MP Rathgeber promotes value of independence
Saturday, Mar 15, 2014 06:00 am
In the nine months since he resigned from the Conservative caucus, Brent Rathgeber has made it his mantra to explain to Canadians that the current government suffers from overreliance on talking points and party discipline.
But there’s no room for cheerleading in responsible governance, he said.
Rathgeber reviewed the nature of his new role as an independent member of Parliament before members of the St. Albert and District Chamber of Commerce Wednesday.
“The difference between being a member of a caucus and an independent conservative is the difference between partisan cheerleading and attempting to hold the government to account,” he said.

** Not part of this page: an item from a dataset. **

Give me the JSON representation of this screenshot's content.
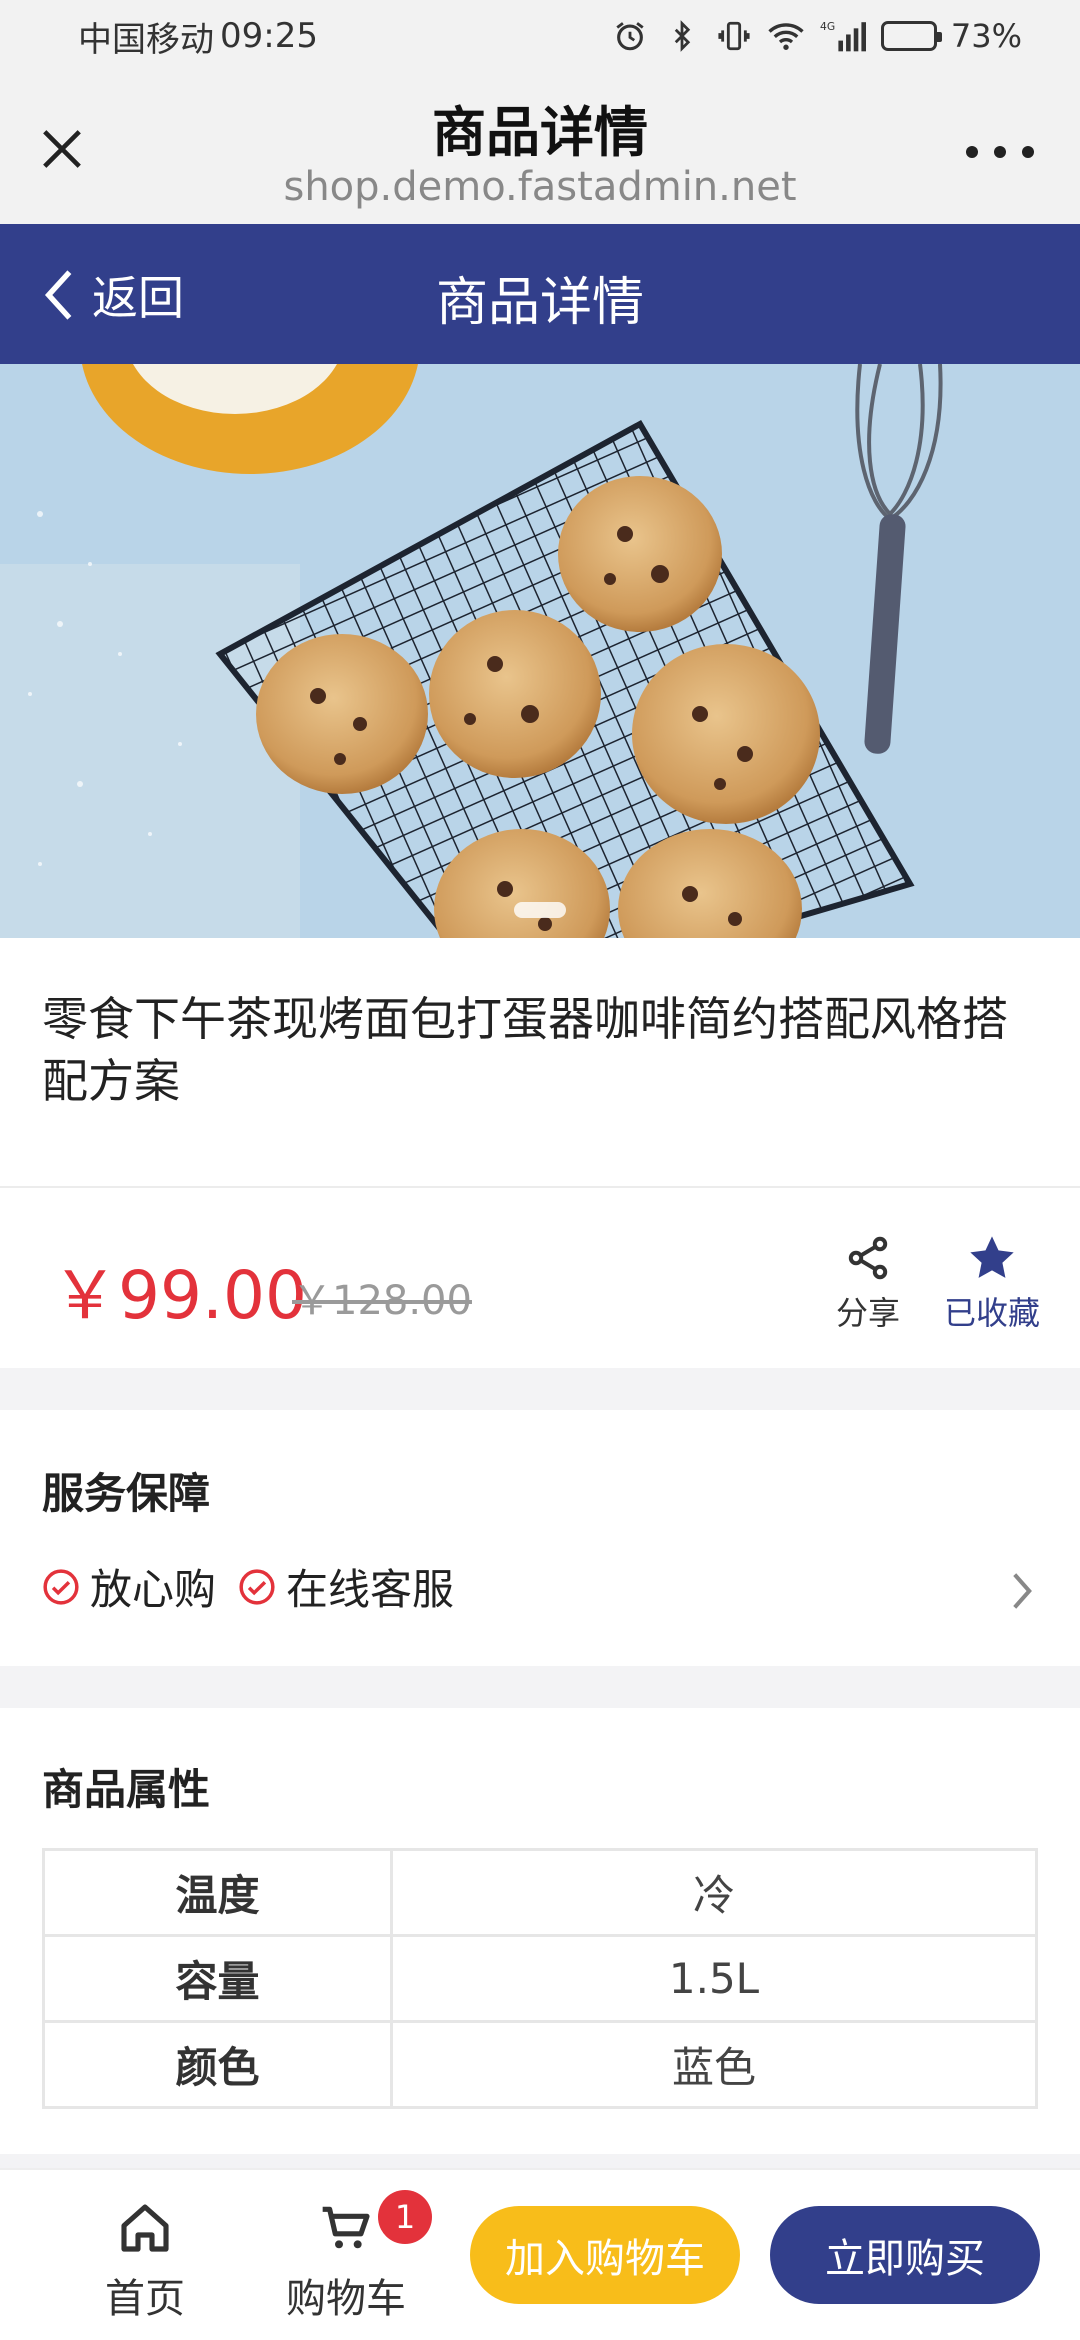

Canadian taxpayers and citizens are increasingly shut out of the government’s decision-making process, he said. Meanwhile the country has become a welfare state reliant on the ruling of bureaucrats.
The system of checks and balances has become obscure, he says. Parliament has lost its role in holding the executive accountable. Yet it is this elected Parliament, the provincial legislature and municipal councils who must represent the taxpayers, he says.
“What we have is a prime minister’s office that is accountable to no one, not even the prime minister,” he says. “Sadly this has evolved to the point where the executive regards the legislative, or the Parliament, as an inconvenience and frequently without any respect.”
Despite his criticism, Rathgeber makes it no secret that he remains a conservative at heart. He supported the 2014 budget and the Conservatives’ substantive legislative agenda. He voted against the government 16 out of 46 times during this parliamentary session.
The values that brought him to the party remain the same: accountability, transparency and respect of the taxpayer. Except now, they have all but disappeared or been compromised “on the altar of electoral expediency,” he said.
He voted against C-23, the Fair Elections Act, and now supports slightly more private members’ bills and motions than he opposes. He also wants to make decisions based on how they might affect his constituents, he said.
Yet Rathgeber says constructive criticism is the opposite of a lack of loyalty.
“As the yes-men will blindly cheer at bad policy development, the constructive critic, who is not shy of speaking truth to power, does the government that he or she serves a favour by advising his colleagues of the proposed policy shortcomings,” he said.
While Rathgeber admonishes other Conservative backbenchers whom, he said, cannot represent their constituents while they’re cheerleading for their party, he admits that there are disadvantages to his role.
Too much freelancing puts one up against the government, he said. He found himself sitting on obscure committees with heavy workload but no profile (in 2012 he was moved from the public safety committee to the Library of Parliament committee) and was stripped of his committees after he left the caucus. He has also played all of his cards when it comes to introducing another private member’s bill, he said.
But following a year of various crises for Parliament, Rathgeber said there may be some benefit in having an independent sitting in for his constituents after the next election.
“I am not absolutely convinced that the Conservative government is going to be the government after Oct. 19, (2015),” he says. “So if the government falls, and if it’s a coalition government or if it’s a Justin Trudeau-led government, you might be better off having an independent member of Parliament.”